* Your goal:
Please write out every entry below, word for word.

* Records shown:
========================================
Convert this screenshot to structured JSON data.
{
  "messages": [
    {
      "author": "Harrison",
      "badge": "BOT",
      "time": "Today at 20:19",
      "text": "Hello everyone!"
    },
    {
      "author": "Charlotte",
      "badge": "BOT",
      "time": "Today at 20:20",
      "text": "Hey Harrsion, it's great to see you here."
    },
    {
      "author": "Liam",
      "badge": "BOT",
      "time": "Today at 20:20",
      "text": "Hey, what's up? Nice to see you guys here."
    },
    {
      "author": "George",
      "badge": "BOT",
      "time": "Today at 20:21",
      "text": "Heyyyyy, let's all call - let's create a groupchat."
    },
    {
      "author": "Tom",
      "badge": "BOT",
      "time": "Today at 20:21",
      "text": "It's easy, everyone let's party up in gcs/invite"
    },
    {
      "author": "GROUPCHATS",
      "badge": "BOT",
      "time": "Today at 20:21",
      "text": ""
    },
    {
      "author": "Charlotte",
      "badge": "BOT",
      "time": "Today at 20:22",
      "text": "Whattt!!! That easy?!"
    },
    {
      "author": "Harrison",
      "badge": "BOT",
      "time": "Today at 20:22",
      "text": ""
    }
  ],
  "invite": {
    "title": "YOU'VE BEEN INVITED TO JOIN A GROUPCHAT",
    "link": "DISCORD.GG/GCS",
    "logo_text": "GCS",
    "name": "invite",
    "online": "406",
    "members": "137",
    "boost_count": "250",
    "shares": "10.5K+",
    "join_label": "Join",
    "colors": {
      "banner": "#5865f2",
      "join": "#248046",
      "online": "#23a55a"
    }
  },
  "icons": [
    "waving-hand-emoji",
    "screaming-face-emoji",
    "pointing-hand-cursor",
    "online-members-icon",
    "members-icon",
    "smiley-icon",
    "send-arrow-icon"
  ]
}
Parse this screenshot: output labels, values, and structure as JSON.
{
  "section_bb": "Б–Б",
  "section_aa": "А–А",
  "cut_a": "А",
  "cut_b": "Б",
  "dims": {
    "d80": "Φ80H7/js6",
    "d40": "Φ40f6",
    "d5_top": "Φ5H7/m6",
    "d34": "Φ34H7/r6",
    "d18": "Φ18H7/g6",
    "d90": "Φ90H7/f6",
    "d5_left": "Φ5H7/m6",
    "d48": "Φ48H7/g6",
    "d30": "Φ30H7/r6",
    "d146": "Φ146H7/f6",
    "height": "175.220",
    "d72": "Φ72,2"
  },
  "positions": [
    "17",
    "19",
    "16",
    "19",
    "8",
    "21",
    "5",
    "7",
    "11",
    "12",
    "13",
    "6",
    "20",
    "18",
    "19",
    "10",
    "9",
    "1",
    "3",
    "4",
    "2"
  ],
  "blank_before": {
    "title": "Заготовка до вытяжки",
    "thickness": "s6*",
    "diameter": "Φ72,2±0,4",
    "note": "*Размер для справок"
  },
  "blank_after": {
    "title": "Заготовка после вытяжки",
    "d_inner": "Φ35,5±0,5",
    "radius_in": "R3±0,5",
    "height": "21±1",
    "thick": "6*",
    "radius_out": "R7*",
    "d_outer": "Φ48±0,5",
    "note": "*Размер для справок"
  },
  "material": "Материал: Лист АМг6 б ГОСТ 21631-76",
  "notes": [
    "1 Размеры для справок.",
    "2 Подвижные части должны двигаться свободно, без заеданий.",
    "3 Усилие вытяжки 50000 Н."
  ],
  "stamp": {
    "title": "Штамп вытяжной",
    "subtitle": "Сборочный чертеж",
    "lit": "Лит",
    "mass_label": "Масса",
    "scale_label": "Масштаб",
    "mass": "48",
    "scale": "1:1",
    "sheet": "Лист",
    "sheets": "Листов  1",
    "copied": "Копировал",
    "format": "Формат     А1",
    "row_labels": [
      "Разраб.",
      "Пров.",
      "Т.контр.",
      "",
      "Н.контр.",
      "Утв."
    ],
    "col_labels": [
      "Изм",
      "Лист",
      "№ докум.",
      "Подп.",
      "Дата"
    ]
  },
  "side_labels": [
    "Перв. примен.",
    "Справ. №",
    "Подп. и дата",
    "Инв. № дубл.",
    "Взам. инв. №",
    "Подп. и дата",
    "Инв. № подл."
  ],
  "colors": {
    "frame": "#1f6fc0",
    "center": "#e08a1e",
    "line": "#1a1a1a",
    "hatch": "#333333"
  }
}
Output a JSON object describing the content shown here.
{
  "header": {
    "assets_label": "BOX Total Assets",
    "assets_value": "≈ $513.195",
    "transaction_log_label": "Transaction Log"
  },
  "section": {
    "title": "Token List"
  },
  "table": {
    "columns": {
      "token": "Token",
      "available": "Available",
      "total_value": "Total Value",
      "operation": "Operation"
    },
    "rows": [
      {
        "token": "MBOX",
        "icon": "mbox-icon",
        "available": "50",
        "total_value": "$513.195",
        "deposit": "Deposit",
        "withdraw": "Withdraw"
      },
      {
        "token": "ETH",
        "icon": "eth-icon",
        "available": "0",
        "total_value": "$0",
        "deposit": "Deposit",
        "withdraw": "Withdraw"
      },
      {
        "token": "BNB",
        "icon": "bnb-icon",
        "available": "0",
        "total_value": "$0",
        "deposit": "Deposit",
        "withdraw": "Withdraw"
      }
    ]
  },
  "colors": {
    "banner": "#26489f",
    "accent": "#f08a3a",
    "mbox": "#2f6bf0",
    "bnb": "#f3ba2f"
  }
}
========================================
* Exercise output:
Convert this screenshot to structured JSON data.
{
  "messages": [
    {
      "author": "Harrison",
      "badge": "BOT",
      "time": "Today at 20:19",
      "text": "Hello everyone!"
    },
    {
      "author": "Charlotte",
      "badge": "BOT",
      "time": "Today at 20:20",
      "text": "Hey Harrsion, it's great to see you here."
    },
    {
      "author": "Liam",
      "badge": "BOT",
      "time": "Today at 20:20",
      "text": "Hey, what's up? Nice to see you guys here."
    },
    {
      "author": "George",
      "badge": "BOT",
      "time": "Today at 20:21",
      "text": "Heyyyyy, let's all call - let's create a groupchat."
    },
    {
      "author": "Tom",
      "badge": "BOT",
      "time": "Today at 20:21",
      "text": "It's easy, everyone let's party up in gcs/invite"
    },
    {
      "author": "GROUPCHATS",
      "badge": "BOT",
      "time": "Today at 20:21",
      "text": ""
    },
    {
      "author": "Charlotte",
      "badge": "BOT",
      "time": "Today at 20:22",
      "text": "Whattt!!! That easy?!"
    },
    {
      "author": "Harrison",
      "badge": "BOT",
      "time": "Today at 20:22",
      "text": ""
    }
  ],
  "invite": {
    "title": "YOU'VE BEEN INVITED TO JOIN A GROUPCHAT",
    "link": "DISCORD.GG/GCS",
    "logo_text": "GCS",
    "name": "invite",
    "online": "406",
    "members": "137",
    "boost_count": "250",
    "shares": "10.5K+",
    "join_label": "Join",
    "colors": {
      "banner": "#5865f2",
      "join": "#248046",
      "online": "#23a55a"
    }
  },
  "icons": [
    "waving-hand-emoji",
    "screaming-face-emoji",
    "pointing-hand-cursor",
    "online-members-icon",
    "members-icon",
    "smiley-icon",
    "send-arrow-icon"
  ]
}
Parse this screenshot: output labels, values, and structure as JSON.
{
  "section_bb": "Б–Б",
  "section_aa": "А–А",
  "cut_a": "А",
  "cut_b": "Б",
  "dims": {
    "d80": "Φ80H7/js6",
    "d40": "Φ40f6",
    "d5_top": "Φ5H7/m6",
    "d34": "Φ34H7/r6",
    "d18": "Φ18H7/g6",
    "d90": "Φ90H7/f6",
    "d5_left": "Φ5H7/m6",
    "d48": "Φ48H7/g6",
    "d30": "Φ30H7/r6",
    "d146": "Φ146H7/f6",
    "height": "175.220",
    "d72": "Φ72,2"
  },
  "positions": [
    "17",
    "19",
    "16",
    "19",
    "8",
    "21",
    "5",
    "7",
    "11",
    "12",
    "13",
    "6",
    "20",
    "18",
    "19",
    "10",
    "9",
    "1",
    "3",
    "4",
    "2"
  ],
  "blank_before": {
    "title": "Заготовка до вытяжки",
    "thickness": "s6*",
    "diameter": "Φ72,2±0,4",
    "note": "*Размер для справок"
  },
  "blank_after": {
    "title": "Заготовка после вытяжки",
    "d_inner": "Φ35,5±0,5",
    "radius_in": "R3±0,5",
    "height": "21±1",
    "thick": "6*",
    "radius_out": "R7*",
    "d_outer": "Φ48±0,5",
    "note": "*Размер для справок"
  },
  "material": "Материал: Лист АМг6 б ГОСТ 21631-76",
  "notes": [
    "1 Размеры для справок.",
    "2 Подвижные части должны двигаться свободно, без заеданий.",
    "3 Усилие вытяжки 50000 Н."
  ],
  "stamp": {
    "title": "Штамп вытяжной",
    "subtitle": "Сборочный чертеж",
    "lit": "Лит",
    "mass_label": "Масса",
    "scale_label": "Масштаб",
    "mass": "48",
    "scale": "1:1",
    "sheet": "Лист",
    "sheets": "Листов  1",
    "copied": "Копировал",
    "format": "Формат     А1",
    "row_labels": [
      "Разраб.",
      "Пров.",
      "Т.контр.",
      "",
      "Н.контр.",
      "Утв."
    ],
    "col_labels": [
      "Изм",
      "Лист",
      "№ докум.",
      "Подп.",
      "Дата"
    ]
  },
  "side_labels": [
    "Перв. примен.",
    "Справ. №",
    "Подп. и дата",
    "Инв. № дубл.",
    "Взам. инв. №",
    "Подп. и дата",
    "Инв. № подл."
  ],
  "colors": {
    "frame": "#1f6fc0",
    "center": "#e08a1e",
    "line": "#1a1a1a",
    "hatch": "#333333"
  }
}
Output a JSON object describing the content shown here.
{
  "header": {
    "assets_label": "BOX Total Assets",
    "assets_value": "≈ $513.195",
    "transaction_log_label": "Transaction Log"
  },
  "section": {
    "title": "Token List"
  },
  "table": {
    "columns": {
      "token": "Token",
      "available": "Available",
      "total_value": "Total Value",
      "operation": "Operation"
    },
    "rows": [
      {
        "token": "MBOX",
        "icon": "mbox-icon",
        "available": "50",
        "total_value": "$513.195",
        "deposit": "Deposit",
        "withdraw": "Withdraw"
      },
      {
        "token": "ETH",
        "icon": "eth-icon",
        "available": "0",
        "total_value": "$0",
        "deposit": "Deposit",
        "withdraw": "Withdraw"
      },
      {
        "token": "BNB",
        "icon": "bnb-icon",
        "available": "0",
        "total_value": "$0",
        "deposit": "Deposit",
        "withdraw": "Withdraw"
      }
    ]
  },
  "colors": {
    "banner": "#26489f",
    "accent": "#f08a3a",
    "mbox": "#2f6bf0",
    "bnb": "#f3ba2f"
  }
}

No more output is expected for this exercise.